A highly contagious disease, the pneumococcal disease can easily spread through direct contact with an infected person or a carrier’s mucus or saliva.
In severe cases, it can cause inflammation of the brain and spinal cord, blood infection and pneumonia, which may lead to death.
A study among Malaysian pilgrims found that influenza vaccination is able to prevent 50-60% of hospital admissions and pneumonia. Many elderly individuals also have inherent chronic diseases.
A survey on Malaysian Umrah pilgrims found that 17.3% have an underlying chronic disease while 21.5% suffer from more than one disease.

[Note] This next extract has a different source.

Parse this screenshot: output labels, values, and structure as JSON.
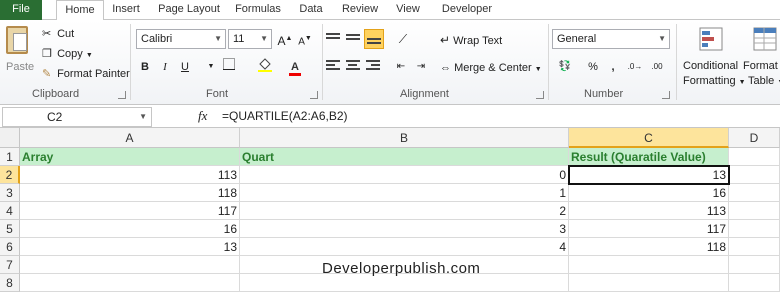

“Apart from vaccinations, take the time to undergo health screening as this is another way to ensure one is fit and healthy. Comprehensive health screening could help detect problems before the symptoms show, allowing you to prevent certain diseases, or greatly increases your chances of treating or managing them successfully,” advises Dr Sasikala.
Last minute pointers
Regardless of where your next adventure takes you, your health should always come first.
Dr Sasikala recommends that travellers schedule a travel medicine counselling session and health screening four to six weeks before the trip to allow vaccinations and booster shots to become effective.
“Some vaccines will require multiple shots over a period of time. Most vaccines require one to two weeks to take effect. Plan ahead.
“Make sure that your traveller’s immunisation history is up to date and you are fit to travel.
“Most doctors will also likely recommend that you pack a travel medicine kit with the necessary over-the-counter medications such as antihistamine, painkillers, antiseptic cream, insect repellent, anti-diarrhoeal medicine and more for hassle-free travel,” she said.
At the same time, travellers should check whether certain medications or medical conditions require a doctor’s letter.
What’s considered controlled substances varies from one country to another. If you fail to adhere to the country’s guidelines, your medication may be confiscated; you may be fined or denied entry into the country; or worse, jailed for trafficking what they consider to be narcotics.
“Confirm with the respective country’s embassy/consulate whether your medication must be accompanied by a doctor’s letter and prescription,” said Dr Sasikala.
Most countries allow up to 30 days supply as long as travellers carry a medical certificate or a prescription.
She concluded, “Take no chances, spend time to ensure your health is in tip-top shape before going abroad. After all, prevention is always better than cure.”
This article is courtesy of IMU Healthcare. The information provided is for educational and communication purposes only and it should not be construed as personal medical advice. Information published in this article is not intended to replace, supplant or augment a consultation with a health professional regarding the reader’s own medical care. The Star disclaims all responsibility for any losses, damage to property or personal injury suffered directly or indirectly from reliance on such information.